The valley has a mystic scenery and is known for producing some famous artists like the sculptor Alberto Giacometti from Stampa and the painter Giovanni Segantini, who lived in Maloja for a while, where I spent summers as a boy. We stayed in Soglio, a small village perched on the flank of the valley, in the Hotel Palazzo Salis, built 1629, that once housed the Austrian poet Rainer Maria Rilke (ca. 1919).  He lived for a while in room 15.  I stayed in room 16 with a view of the garden in the back.  The hotel also exhibits the arms used by the Von Salis family, the local rulers, who inhabited the building for centuries, including wicked looking swords and spears, ‘Hellebarden’ or halberds, and ‘Morgensterne’ or morning starsIMG_2799I took pictures of swords with beautiful inlay work: brass (I think) embedded in the steel blades, see the title picture!  They were displayed just outside my room as if I might need them to defend myself!

Soglio is remarkable for its age-old mountain homes and beautiful views of the steep mountains on the opposite side of the valley.  This includes Piz Badile, a very steep peak with a north-east face thought to be among the most difficult climbs in the Alps.  In case you want some thrills, check this filmed ascent of the Cassin route!

Piz Badile

Piz Badile

After Soglio there followed visits with old Swiss friends from 50 years ago!  And reunions of long-lost family.   There was a new generation of children I had never met!

A visit to the Chagall exposition at the “Zurcher Kunsthaus”, with my childhood friend and current author, Daniel Suter, was well worthwhile.  It features a review of his life’s work.  It is a temporary exhibit, open until May 12, 2013.  And, finally, we met at the Hotel Storchen in Zurich for the ‘Klassenzusammenkunft’ which means ‘class reunion’.  Even the Latin teacher was present!  Sheepishly I raised my wine glass to toast him and uttered the first latin words that came to mind: in vino veritas est.

Diamond Bee Pendant

Diamond Bee Pendant (Tiffany)

Over dinners with friends and family I grew to admire several pieces of jewelry. They are featured here.  Zurich is a place where there are always plenty of nice things!

Aquamarine Gold Ring
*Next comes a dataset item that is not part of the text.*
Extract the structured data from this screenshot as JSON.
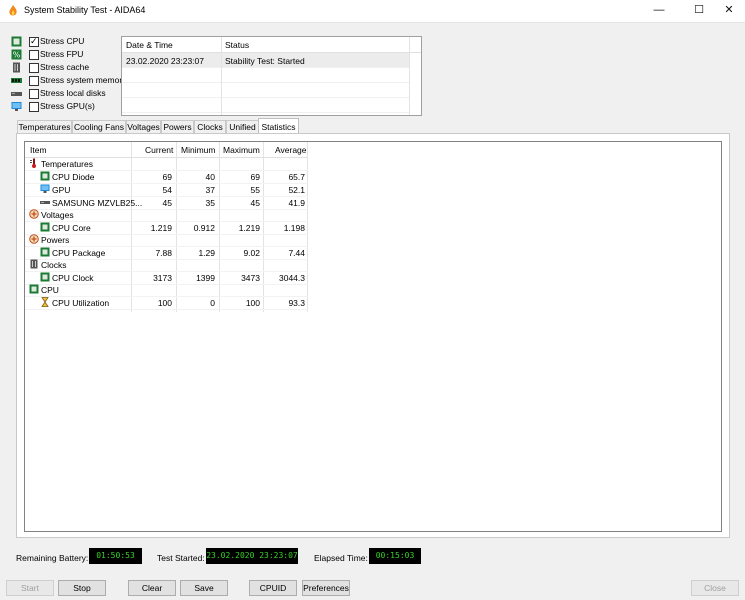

Aquamarine Gold Ring (Gabriele Krack)

For example this stunning 20.67ct aquamarine, set in an 18K gold ring crafted by Gabriele Krack.  Or a Bee Pendant, made of diamonds set in platinum (Tiffany).